A loud chorus of Farmingdale supporters in favor of the expansion of the Walmart store along Route 110 continues to grow while the Town of Babylon stresses the complexity of the site and is giving the application a thorough review.
The store filed an application in Feb. 2009 with the Town of Babylon Planning & Development to expand its existing store by 60,000 square feet, only to find nearly two years later that its pending application is still being reviewed. In the meantime, more than 2,000 local supporters have formed a “Farmingdale for Walmart” group in support of the expansion and have presented a petition with their signatures to the TOB.
The store expansion, said Philip Serghini, a spokesperson for Walmart, would make the Farmingdale operation the first Super Walmart on Long Island providing a full line of grocery choices, including fresh produce, meat, and deli items. It would also add approximately 85 additional jobs with benefits, he said, as well as an estimated 100 to 125 construction jobs and tens of thousands of dollars in local property taxes annually to help pay for community services like police and fire departments and schools.
“Since the 142,647 sq ft store was opened in 2007, it has been very popular and surrounded by a very supportive community,” said Serghini. “We have not heard much from the TOB except that the application is under consideration and they have moved only to request draft proposals on a traffic study. To have an application sitting for two years is a ‘red flag’ and we believe that it might point to lobbying and delays from the grocery union.”
Not so, says Tim Ruggeri, director of communications for the Town of Babylon.
“Route 110 is a major north-south corridor,” he explained. “The expansion application involves complex issues of traffic and garbage removal. We understand that they want to add more groceries to the store, which would cause more perishable goods to go to waste. We are looking at additional deliveries and changes to the immediate area. Our traffic engineer has some concerns. Of course, Supervisor Steve Bellone takes into consideration the calls from the store supporters but this is nothing more than a standard site review with very complex issues.”
Suffolk County Legislator DuWayne Gregory, whose district includes the Farmingdale Walmart area, said that his phones have been quiet concerning the Walmart expansion. Gregory has not seen the expansion plans but worries that additional customers will bring more traffic to the area.
“My concern is the traffic impact and suffering of local businesses,” he said. “Walmart has a reputation of slowly expanding in an area and driving out local business. Instead of residents going to their local grocery stores, they will do all of their shopping at Walmart.”

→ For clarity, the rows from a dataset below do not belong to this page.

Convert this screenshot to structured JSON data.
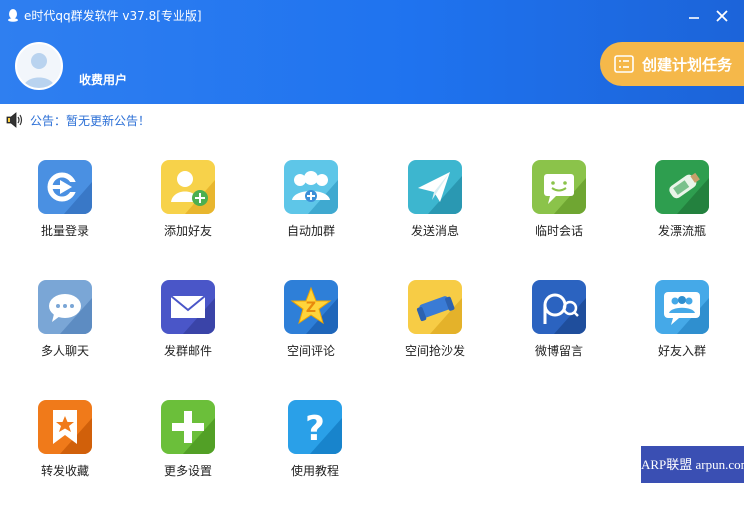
{
  "window": {
    "title": "e时代qq群发软件 v37.8[专业版]"
  },
  "user": {
    "name": "收费用户"
  },
  "header": {
    "create_task_label": "创建计划任务"
  },
  "notice": {
    "text": "公告：暂无更新公告！"
  },
  "tiles": [
    {
      "label": "批量登录",
      "icon": "login-arrow-icon",
      "color": "#4a90e2"
    },
    {
      "label": "添加好友",
      "icon": "add-friend-icon",
      "color": "#f7d24a"
    },
    {
      "label": "自动加群",
      "icon": "join-group-icon",
      "color": "#5ec6e8"
    },
    {
      "label": "发送消息",
      "icon": "paper-plane-icon",
      "color": "#3db6cf"
    },
    {
      "label": "临时会话",
      "icon": "chat-smile-icon",
      "color": "#8bc34a"
    },
    {
      "label": "发漂流瓶",
      "icon": "drift-bottle-icon",
      "color": "#2e9e4f"
    },
    {
      "label": "多人聊天",
      "icon": "group-chat-icon",
      "color": "#7aa6d6"
    },
    {
      "label": "发群邮件",
      "icon": "mail-icon",
      "color": "#4a56c8"
    },
    {
      "label": "空间评论",
      "icon": "qzone-star-icon",
      "color": "#2e7fd8"
    },
    {
      "label": "空间抢沙发",
      "icon": "sofa-icon",
      "color": "#f7cc45"
    },
    {
      "label": "微博留言",
      "icon": "weibo-icon",
      "color": "#2b63c0"
    },
    {
      "label": "好友入群",
      "icon": "friends-group-icon",
      "color": "#45a9e8"
    },
    {
      "label": "转发收藏",
      "icon": "bookmark-icon",
      "color": "#f07a1a"
    },
    {
      "label": "更多设置",
      "icon": "plus-icon",
      "color": "#6bbf3a"
    },
    {
      "label": "使用教程",
      "icon": "help-icon",
      "color": "#2aa0e8"
    }
  ],
  "watermark": {
    "text": "ARP联盟 arpun.com"
  }
}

But the “Farmingdale for Walmart” group sees otherwise. “I think it’s long overdue that the town should be acting on this. The savings, convenience, new jobs and additional tax dollars that this store is expected to bring are all welcome additions to our town, especially in these tough economic times,” said Brian Watts, one of the group’s leaders.
A recent poll released in conjunction with Walmart Stores, Inc. showed that 79 percent of Farmingdale-area residents support the expansion of the Walmart store. Sheila Borgese, speaking on behalf of local consumers, said she is not surprised.
"Walmart has been a good neighbor in the Farmingdale community," she said. "Neighbors I talk to are excited to have an expanded selection of grocery and other goods at low prices. How could you not want that these days? This will be a big help to local families and senior citizens, and Walmart’s expansion would bring tax relief to a highly taxed area." The poll also found that 64 percent of respondents felt that grocery prices in the area are too high.
“We have no idea why the TOB Building Department and Planning Commissioner are taking so long to approve this proposal,” Watts said. “It is on vacant, adjacent land. It will expand our commercial tax base and provide much needed local jobs, savings and shopping choices to local residents. The Town needs to do its job and approve the expansion now."
The survey found that 85 percent of area residents felt that the Town has had enough time to make a decision.